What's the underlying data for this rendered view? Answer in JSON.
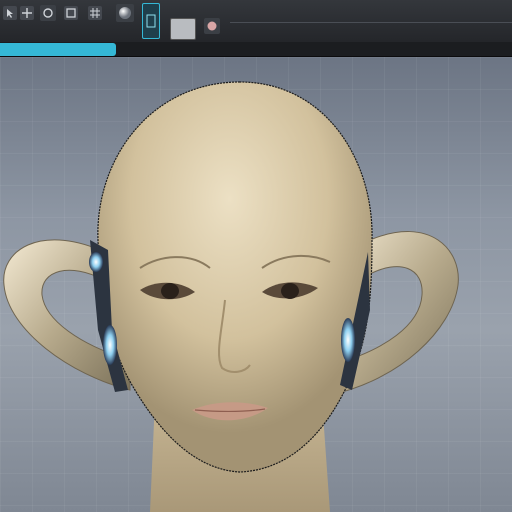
{
  "toolbar": {
    "icons": [
      "select-icon",
      "move-icon",
      "rotate-icon",
      "scale-icon",
      "sphere-icon",
      "render-icon",
      "material-swatch-icon",
      "light-icon"
    ]
  },
  "tabs": {
    "active_label": ""
  },
  "viewport": {
    "object_name": "",
    "status_text": ""
  },
  "colors": {
    "accent": "#35b8d6",
    "toolbar_bg": "#2b2e33",
    "viewport_bg": "#8d96a3",
    "skin": "#d9c7a3",
    "chrome": "#cfc4a8"
  }
}
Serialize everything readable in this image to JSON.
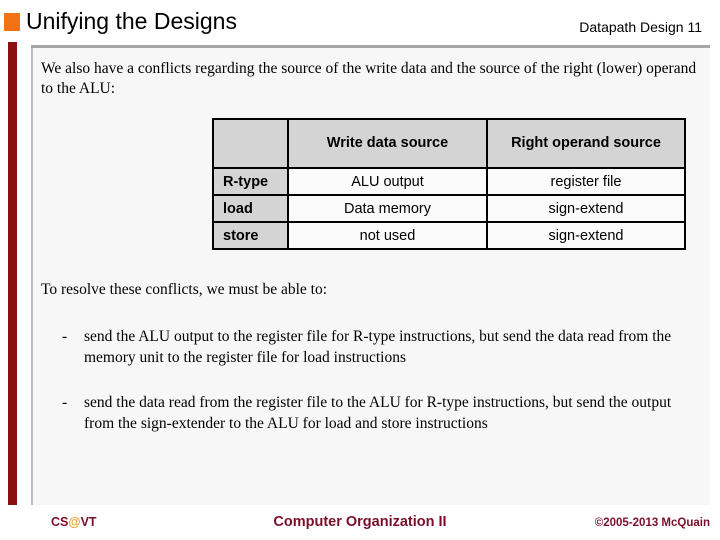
{
  "header": {
    "title": "Unifying the Designs",
    "right_label": "Datapath Design  11",
    "accent_color": "#f47216"
  },
  "content": {
    "intro_text": "We also have a conflicts regarding the source of the write data and the source of the right (lower) operand to the ALU:",
    "resolve_text": "To resolve these conflicts, we must be able to:",
    "bullets": [
      {
        "marker": "-",
        "text": "send the ALU output to the register file for R-type instructions, but send the data read from the memory unit to the register file for load instructions"
      },
      {
        "marker": "-",
        "text": "send the data read from the register file to the ALU for R-type instructions, but send the output from the sign-extender to the ALU for load and store instructions"
      }
    ]
  },
  "table": {
    "headers": [
      "",
      "Write data source",
      "Right operand source"
    ],
    "rows": [
      {
        "label": "R-type",
        "write_data_source": "ALU output",
        "right_operand_source": "register file"
      },
      {
        "label": "load",
        "write_data_source": "Data memory",
        "right_operand_source": "sign-extend"
      },
      {
        "label": "store",
        "write_data_source": "not used",
        "right_operand_source": "sign-extend"
      }
    ]
  },
  "footer": {
    "left_prefix": "CS",
    "left_at": "@",
    "left_suffix": "VT",
    "center": "Computer Organization II",
    "right": "©2005-2013 McQuain",
    "color": "#7b0f2b"
  }
}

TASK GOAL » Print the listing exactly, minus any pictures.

WRITTEN RESPONSE »
What's the underlying data for this rendered view? Answer in JSON.
{
  "toolbar": {
    "icons": [
      "select-icon",
      "move-icon",
      "rotate-icon",
      "scale-icon",
      "sphere-icon",
      "render-icon",
      "material-swatch-icon",
      "light-icon"
    ]
  },
  "tabs": {
    "active_label": ""
  },
  "viewport": {
    "object_name": "",
    "status_text": ""
  },
  "colors": {
    "accent": "#35b8d6",
    "toolbar_bg": "#2b2e33",
    "viewport_bg": "#8d96a3",
    "skin": "#d9c7a3",
    "chrome": "#cfc4a8"
  }
}
Serialize everything readable in this image to JSON.
{
  "header": {
    "title": "Unifying the Designs",
    "right_label": "Datapath Design  11",
    "accent_color": "#f47216"
  },
  "content": {
    "intro_text": "We also have a conflicts regarding the source of the write data and the source of the right (lower) operand to the ALU:",
    "resolve_text": "To resolve these conflicts, we must be able to:",
    "bullets": [
      {
        "marker": "-",
        "text": "send the ALU output to the register file for R-type instructions, but send the data read from the memory unit to the register file for load instructions"
      },
      {
        "marker": "-",
        "text": "send the data read from the register file to the ALU for R-type instructions, but send the output from the sign-extender to the ALU for load and store instructions"
      }
    ]
  },
  "table": {
    "headers": [
      "",
      "Write data source",
      "Right operand source"
    ],
    "rows": [
      {
        "label": "R-type",
        "write_data_source": "ALU output",
        "right_operand_source": "register file"
      },
      {
        "label": "load",
        "write_data_source": "Data memory",
        "right_operand_source": "sign-extend"
      },
      {
        "label": "store",
        "write_data_source": "not used",
        "right_operand_source": "sign-extend"
      }
    ]
  },
  "footer": {
    "left_prefix": "CS",
    "left_at": "@",
    "left_suffix": "VT",
    "center": "Computer Organization II",
    "right": "©2005-2013 McQuain",
    "color": "#7b0f2b"
  }
}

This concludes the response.